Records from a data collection
● ● ● ●

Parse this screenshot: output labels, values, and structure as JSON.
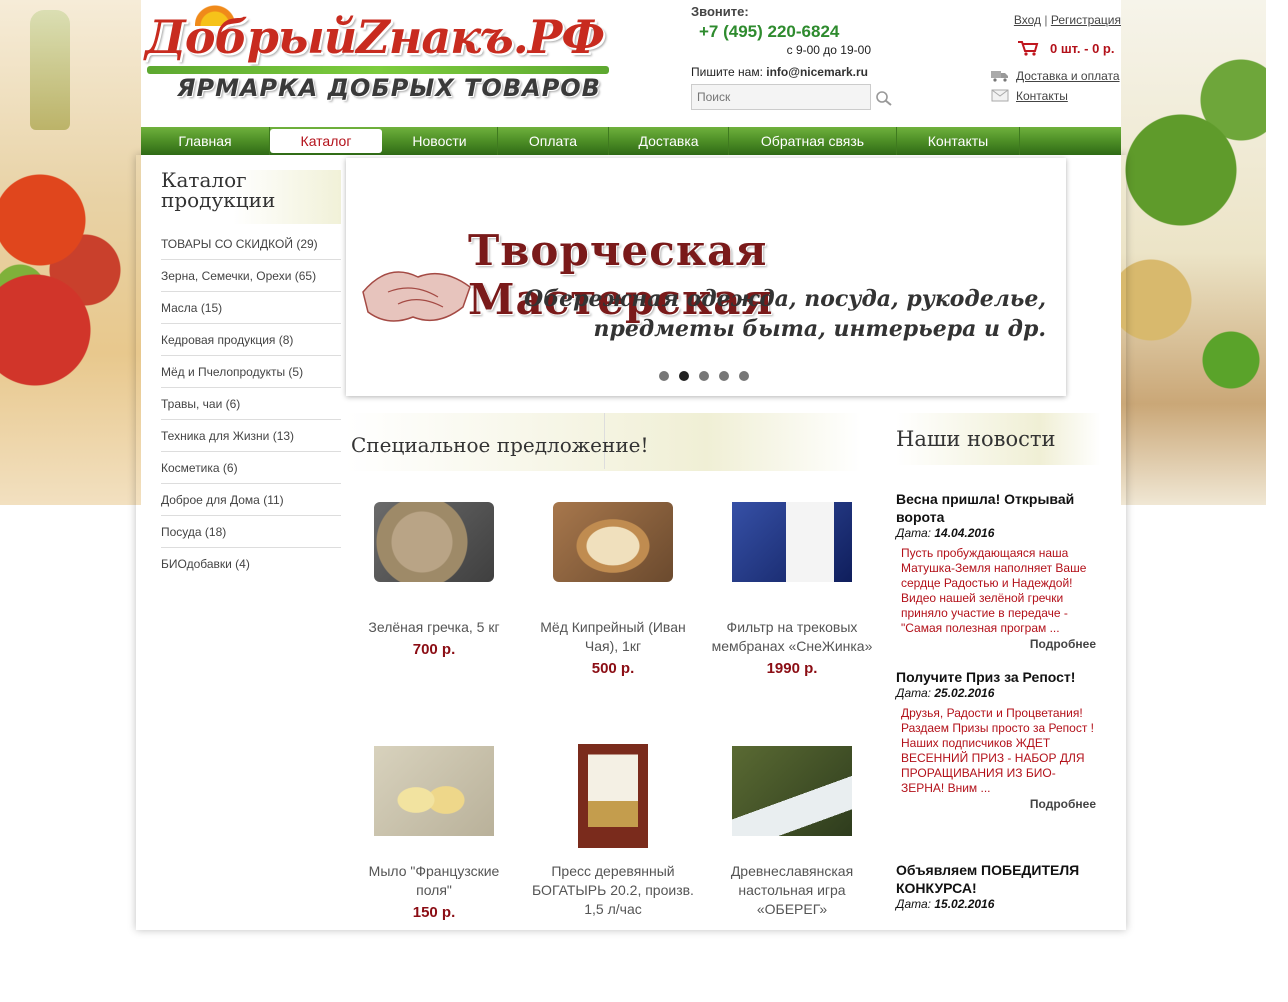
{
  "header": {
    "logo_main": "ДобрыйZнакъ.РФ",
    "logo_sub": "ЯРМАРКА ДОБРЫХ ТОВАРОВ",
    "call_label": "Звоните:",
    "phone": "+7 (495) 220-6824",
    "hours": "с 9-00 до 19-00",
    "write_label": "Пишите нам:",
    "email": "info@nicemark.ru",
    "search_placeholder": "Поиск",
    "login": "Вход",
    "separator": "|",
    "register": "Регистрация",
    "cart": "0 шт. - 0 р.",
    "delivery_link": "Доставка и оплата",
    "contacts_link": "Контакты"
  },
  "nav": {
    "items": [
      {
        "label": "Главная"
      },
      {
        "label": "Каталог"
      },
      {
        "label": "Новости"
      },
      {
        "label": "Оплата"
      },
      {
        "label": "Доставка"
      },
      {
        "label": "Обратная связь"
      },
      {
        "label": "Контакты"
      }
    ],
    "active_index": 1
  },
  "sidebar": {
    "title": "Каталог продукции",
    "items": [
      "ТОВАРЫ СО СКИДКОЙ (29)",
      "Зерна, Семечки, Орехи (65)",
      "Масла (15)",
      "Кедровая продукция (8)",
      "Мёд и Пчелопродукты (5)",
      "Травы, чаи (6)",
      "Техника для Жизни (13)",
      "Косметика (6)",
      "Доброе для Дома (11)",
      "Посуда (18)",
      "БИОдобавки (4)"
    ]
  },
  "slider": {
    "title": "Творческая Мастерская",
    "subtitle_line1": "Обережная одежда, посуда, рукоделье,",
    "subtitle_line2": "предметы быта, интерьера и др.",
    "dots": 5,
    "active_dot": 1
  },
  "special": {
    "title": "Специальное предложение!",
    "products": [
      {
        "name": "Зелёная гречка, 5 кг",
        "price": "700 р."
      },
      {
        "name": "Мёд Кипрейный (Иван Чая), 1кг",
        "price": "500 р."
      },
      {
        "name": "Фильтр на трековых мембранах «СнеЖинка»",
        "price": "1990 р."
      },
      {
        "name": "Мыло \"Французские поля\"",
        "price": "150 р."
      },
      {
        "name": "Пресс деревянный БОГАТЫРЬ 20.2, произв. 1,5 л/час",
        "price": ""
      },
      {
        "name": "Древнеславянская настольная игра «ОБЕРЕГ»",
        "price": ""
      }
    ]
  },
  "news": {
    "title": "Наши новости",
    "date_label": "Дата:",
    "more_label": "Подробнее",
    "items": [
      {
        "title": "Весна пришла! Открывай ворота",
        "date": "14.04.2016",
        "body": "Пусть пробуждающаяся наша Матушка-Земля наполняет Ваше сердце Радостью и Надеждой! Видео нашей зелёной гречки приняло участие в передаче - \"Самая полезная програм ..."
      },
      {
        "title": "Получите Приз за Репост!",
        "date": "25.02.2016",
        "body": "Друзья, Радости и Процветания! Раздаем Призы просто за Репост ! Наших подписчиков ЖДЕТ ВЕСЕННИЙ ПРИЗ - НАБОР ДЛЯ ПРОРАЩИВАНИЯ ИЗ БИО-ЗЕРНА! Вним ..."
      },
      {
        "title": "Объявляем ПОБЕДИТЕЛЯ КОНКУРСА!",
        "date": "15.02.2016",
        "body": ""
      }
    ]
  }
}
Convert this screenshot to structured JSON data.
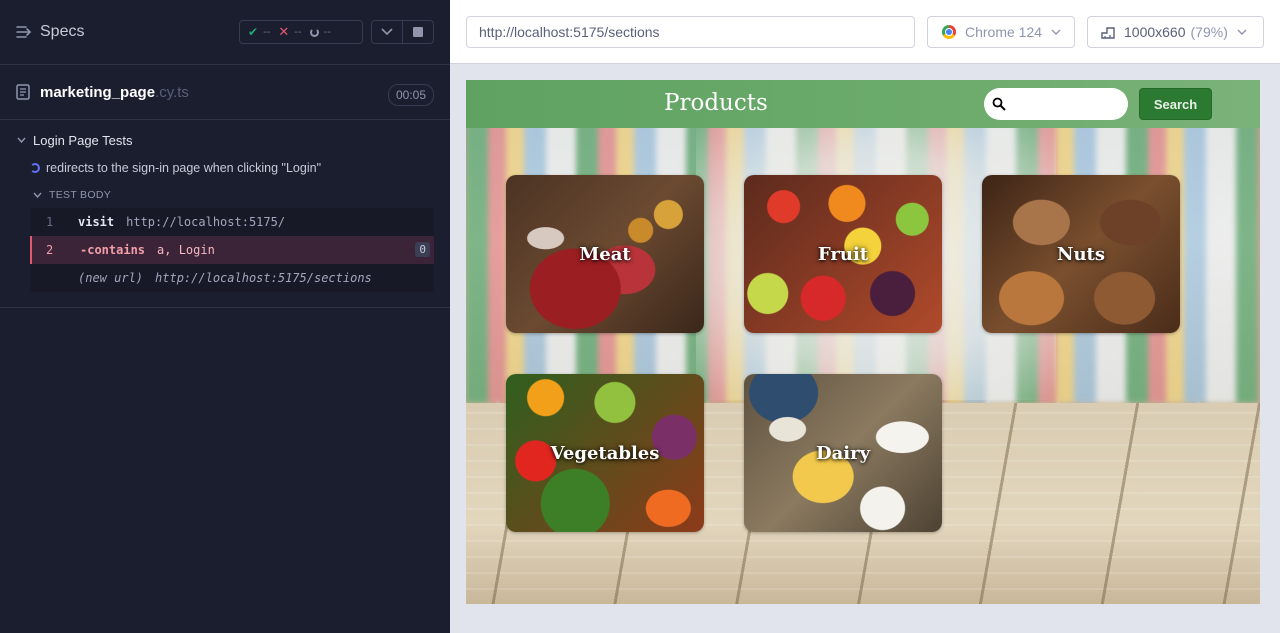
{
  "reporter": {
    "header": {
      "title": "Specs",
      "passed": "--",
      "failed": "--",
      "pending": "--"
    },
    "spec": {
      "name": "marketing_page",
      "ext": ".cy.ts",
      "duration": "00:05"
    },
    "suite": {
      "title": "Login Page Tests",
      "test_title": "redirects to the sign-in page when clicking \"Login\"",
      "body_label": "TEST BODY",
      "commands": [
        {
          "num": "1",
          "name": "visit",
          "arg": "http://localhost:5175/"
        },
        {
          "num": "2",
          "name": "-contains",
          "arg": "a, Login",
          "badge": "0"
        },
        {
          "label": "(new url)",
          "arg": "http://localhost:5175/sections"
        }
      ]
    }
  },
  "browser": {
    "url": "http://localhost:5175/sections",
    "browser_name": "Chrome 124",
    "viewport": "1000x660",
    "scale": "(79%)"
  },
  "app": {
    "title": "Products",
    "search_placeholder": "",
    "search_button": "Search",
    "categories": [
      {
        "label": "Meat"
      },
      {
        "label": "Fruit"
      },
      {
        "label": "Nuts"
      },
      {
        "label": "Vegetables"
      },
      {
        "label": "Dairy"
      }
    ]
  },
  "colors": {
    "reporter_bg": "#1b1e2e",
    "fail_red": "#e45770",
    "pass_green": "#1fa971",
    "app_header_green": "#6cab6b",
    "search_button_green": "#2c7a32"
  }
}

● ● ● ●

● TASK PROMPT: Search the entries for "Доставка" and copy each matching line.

● REPLY:
    "delivery_link": "Доставка и оплата",
        "label": "Доставка"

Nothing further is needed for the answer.